▶ **To do**
Return each line of the records below that contains the word "ulong".

▶ **Dataset content**
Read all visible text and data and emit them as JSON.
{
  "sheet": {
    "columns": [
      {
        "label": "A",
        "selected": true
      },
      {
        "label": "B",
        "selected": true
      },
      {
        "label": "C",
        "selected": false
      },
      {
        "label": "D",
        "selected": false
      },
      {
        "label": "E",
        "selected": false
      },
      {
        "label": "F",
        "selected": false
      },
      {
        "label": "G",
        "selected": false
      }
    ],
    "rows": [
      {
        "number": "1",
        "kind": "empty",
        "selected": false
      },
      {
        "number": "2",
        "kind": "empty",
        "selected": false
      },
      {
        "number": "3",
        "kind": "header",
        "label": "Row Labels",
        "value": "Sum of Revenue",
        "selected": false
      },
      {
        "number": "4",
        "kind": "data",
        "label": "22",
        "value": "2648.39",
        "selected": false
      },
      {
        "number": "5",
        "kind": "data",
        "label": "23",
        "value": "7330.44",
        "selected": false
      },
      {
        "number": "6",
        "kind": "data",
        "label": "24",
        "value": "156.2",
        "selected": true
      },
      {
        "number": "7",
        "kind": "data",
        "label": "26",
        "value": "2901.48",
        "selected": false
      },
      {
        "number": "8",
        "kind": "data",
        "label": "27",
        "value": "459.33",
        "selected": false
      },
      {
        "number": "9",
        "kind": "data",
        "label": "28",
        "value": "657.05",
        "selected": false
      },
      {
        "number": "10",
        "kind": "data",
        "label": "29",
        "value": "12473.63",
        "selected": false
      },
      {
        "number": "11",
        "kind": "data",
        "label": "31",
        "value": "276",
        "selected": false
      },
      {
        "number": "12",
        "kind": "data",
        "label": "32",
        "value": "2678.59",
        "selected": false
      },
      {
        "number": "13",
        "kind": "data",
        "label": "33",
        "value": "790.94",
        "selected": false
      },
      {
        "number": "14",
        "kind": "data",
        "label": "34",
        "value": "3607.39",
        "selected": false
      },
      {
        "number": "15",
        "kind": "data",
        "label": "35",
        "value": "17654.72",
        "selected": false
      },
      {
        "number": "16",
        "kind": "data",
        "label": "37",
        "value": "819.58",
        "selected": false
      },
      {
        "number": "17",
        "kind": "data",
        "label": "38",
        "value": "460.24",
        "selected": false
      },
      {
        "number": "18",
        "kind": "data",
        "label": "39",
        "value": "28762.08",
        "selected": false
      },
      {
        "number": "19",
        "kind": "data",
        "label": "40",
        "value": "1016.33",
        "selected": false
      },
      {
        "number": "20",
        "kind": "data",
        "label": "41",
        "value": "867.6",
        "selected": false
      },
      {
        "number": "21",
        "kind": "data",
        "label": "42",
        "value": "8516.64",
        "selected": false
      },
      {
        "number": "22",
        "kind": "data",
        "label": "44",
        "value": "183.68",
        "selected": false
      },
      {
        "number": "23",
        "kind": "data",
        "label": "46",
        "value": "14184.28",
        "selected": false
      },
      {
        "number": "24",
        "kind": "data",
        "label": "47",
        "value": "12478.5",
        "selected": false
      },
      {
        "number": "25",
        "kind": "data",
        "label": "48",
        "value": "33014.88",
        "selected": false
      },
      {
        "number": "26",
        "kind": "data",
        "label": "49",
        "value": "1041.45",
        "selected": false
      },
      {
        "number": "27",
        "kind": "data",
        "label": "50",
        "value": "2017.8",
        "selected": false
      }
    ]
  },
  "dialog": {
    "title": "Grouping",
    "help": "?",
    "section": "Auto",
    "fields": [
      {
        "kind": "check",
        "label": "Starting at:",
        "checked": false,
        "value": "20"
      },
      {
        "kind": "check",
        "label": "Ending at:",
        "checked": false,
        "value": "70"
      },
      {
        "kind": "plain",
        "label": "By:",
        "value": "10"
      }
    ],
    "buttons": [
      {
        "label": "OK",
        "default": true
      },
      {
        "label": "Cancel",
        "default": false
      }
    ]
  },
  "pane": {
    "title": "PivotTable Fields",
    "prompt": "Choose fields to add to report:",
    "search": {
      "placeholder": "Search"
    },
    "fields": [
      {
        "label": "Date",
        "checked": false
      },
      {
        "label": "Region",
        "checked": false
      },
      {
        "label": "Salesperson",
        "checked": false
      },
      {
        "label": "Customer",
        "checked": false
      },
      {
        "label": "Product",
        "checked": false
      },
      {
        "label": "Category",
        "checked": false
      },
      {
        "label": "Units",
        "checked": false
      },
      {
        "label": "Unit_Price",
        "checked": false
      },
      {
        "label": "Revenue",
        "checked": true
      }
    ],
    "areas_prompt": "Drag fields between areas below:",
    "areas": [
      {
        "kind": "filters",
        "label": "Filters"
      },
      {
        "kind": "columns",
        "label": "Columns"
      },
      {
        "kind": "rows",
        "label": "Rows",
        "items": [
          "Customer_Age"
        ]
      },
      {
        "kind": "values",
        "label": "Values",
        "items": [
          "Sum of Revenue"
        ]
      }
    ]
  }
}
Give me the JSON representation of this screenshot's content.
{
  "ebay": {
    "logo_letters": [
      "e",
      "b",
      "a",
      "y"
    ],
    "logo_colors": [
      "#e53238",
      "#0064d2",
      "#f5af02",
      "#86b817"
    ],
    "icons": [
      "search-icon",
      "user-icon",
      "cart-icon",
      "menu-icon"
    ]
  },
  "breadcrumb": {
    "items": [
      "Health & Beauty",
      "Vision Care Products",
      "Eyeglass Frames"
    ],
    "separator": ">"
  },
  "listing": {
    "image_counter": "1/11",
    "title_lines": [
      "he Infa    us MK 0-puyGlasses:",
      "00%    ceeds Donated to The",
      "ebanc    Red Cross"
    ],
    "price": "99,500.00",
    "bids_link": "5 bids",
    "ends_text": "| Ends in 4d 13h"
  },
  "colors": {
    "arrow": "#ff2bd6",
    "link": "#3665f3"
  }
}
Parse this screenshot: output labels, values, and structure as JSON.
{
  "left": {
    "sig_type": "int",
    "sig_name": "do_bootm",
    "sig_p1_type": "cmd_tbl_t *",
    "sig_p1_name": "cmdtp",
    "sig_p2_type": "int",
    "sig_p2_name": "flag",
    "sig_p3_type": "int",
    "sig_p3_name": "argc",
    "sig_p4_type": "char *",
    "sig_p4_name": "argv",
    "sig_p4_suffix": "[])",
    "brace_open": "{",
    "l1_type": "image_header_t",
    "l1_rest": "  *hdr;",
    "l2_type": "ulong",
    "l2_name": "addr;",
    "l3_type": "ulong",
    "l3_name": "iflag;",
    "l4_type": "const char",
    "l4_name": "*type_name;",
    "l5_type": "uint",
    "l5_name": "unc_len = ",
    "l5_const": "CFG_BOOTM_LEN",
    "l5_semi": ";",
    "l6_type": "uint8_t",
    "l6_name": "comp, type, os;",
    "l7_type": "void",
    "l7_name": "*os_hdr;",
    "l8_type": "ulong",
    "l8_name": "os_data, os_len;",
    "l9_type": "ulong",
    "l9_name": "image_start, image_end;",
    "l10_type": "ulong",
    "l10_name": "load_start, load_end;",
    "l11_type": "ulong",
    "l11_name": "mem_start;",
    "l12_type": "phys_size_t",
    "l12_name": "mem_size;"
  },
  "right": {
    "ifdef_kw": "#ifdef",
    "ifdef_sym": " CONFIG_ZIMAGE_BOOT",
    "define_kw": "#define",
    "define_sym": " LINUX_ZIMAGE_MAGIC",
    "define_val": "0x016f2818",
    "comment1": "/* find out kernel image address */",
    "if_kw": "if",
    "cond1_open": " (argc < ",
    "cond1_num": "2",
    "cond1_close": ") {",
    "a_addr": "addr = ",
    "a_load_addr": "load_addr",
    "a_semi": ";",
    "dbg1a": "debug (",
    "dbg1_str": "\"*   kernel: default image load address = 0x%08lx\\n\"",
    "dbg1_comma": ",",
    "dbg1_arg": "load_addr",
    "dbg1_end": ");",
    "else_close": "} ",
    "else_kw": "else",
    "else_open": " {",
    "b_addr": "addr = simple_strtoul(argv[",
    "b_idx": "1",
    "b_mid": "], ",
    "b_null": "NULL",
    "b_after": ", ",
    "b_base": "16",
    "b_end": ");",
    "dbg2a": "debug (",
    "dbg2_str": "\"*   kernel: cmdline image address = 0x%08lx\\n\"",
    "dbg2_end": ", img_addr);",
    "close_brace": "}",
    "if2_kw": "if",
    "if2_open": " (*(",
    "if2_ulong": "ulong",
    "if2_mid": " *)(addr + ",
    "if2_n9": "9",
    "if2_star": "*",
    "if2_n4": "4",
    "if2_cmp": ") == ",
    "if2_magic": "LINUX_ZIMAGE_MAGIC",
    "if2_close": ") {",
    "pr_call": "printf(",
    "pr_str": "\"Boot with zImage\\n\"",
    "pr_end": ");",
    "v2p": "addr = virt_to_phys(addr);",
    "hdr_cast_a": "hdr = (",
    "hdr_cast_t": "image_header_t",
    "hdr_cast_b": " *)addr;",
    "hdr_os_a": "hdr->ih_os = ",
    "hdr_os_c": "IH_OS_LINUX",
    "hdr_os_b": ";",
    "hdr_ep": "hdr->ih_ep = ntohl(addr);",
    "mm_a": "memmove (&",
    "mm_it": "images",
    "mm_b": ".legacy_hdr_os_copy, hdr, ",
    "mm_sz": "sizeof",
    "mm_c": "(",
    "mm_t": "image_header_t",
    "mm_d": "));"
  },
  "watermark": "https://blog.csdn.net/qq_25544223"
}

▶ **Output for this exercise**
    "l2_type": "ulong",
    "l3_type": "ulong",
    "l8_type": "ulong",
    "l9_type": "ulong",
    "l10_type": "ulong",
    "l11_type": "ulong",
    "if2_ulong": "ulong",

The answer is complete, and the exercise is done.